The documentary does its most important work while demonstrating that the Electoral College protects minority rights. After dispatching the myth of the three-fifths compromise, it notes the value of federalism writ large, illustrating how abolitionism and women’s suffrage movements percolated upward from the states, the nation’s 50 laboratories of innovation. Safeguard notes the defining difference between a democracy and a constitutional republic: As Princeton historian Allen Guelzo says in his sonorous baritone, in a constitutional republic “the majority usually gets its way – but not always.”

The Constitution erects a rampart around minority rights that no majority can cross. Likewise, the Electoral College requires candidates to grapple with the full diversity of the nation’s electorate – including differences between states. The Constitution “decentralized those votes to recognize that states are different,” says Michael Maibach, a distinguished fellow at Save Our States and an Acton Institute author. Maibach offered an insightful illustration of how the constitutional election system works. “You can think of the World Series the same way,” he said. The winner is “not who gets the most runs in seven games; it’s who wins the most games.” Constitutionalists should remember this important rejoinder when civic revolutionaries cite such irrelevancies as the “Senate popular vote” to undermine confidence in the Founding Fathers’ system.

The constitutional election system forces would-be officeholders to look after the interests of a neglected, misunderstood, and despised minority: rural voters. “Without the Electoral College,” says J. Christian Adams, president of the Public Interest Legal Foundation, “the presidency would be decided” in “urban corridors” like “Boston, New York, Chicago, Seattle, San Francisco, and Los Angeles.” The end result would echo the charge of “taxation without representation” raised by the original 13 colonies.

That formula presages social disintegration. “If you change how presidential elections work, you essentially nullify the constitutional process, rip state lines up from presidential elections, and create this environment where huge swaths of” Americans “could just be left behind,” says Trent England, executive director of Save Our States and author of Why We Must Defend the Electoral College. “If we start ignoring and writing off huge swaths of the country, we are destroying our country.”

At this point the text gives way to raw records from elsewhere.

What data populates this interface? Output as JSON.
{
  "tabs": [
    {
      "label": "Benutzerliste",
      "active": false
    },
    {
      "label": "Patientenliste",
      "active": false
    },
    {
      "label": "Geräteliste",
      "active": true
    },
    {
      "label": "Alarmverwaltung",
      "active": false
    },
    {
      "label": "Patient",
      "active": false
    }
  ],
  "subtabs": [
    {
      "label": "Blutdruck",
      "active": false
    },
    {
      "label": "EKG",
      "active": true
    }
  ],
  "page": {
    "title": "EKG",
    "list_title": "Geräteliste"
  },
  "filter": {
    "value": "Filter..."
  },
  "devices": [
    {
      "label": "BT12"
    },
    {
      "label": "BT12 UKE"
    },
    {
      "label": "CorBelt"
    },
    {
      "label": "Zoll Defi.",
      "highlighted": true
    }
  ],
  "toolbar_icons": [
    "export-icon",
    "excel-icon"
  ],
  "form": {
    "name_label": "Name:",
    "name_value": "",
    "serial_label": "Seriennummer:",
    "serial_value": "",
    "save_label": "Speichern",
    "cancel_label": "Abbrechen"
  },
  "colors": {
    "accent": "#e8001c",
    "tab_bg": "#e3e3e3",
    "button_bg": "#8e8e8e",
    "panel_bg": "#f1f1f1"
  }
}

Pope Francis warns of the same phenomenon in his latest encyclical, Fratelli Tutti. “People get caught up in an abstract, globalized universe,” he writes. “The local has to be eagerly embraced, for it possesses something that the global does not: [I]t is capable of being a leaven, of bringing enrichment, of sparking mechanisms of subsidiarity.” He specifically states that this must apply to “different regions within each country,” where “the inability to recognize equal human dignity leads the more developed regions in some countries to think that they can jettison the ‘dead weight’ of poorer regions.”

Consider that an unintentional imprimatur for our federalist Electoral College, a system that Safeguard capably defends.

Rev. Ben Johnson

Rev. Ben Johnson is Executive Editor of the Acton Institute's flagship journal Religion & Liberty and edits its transatlantic website.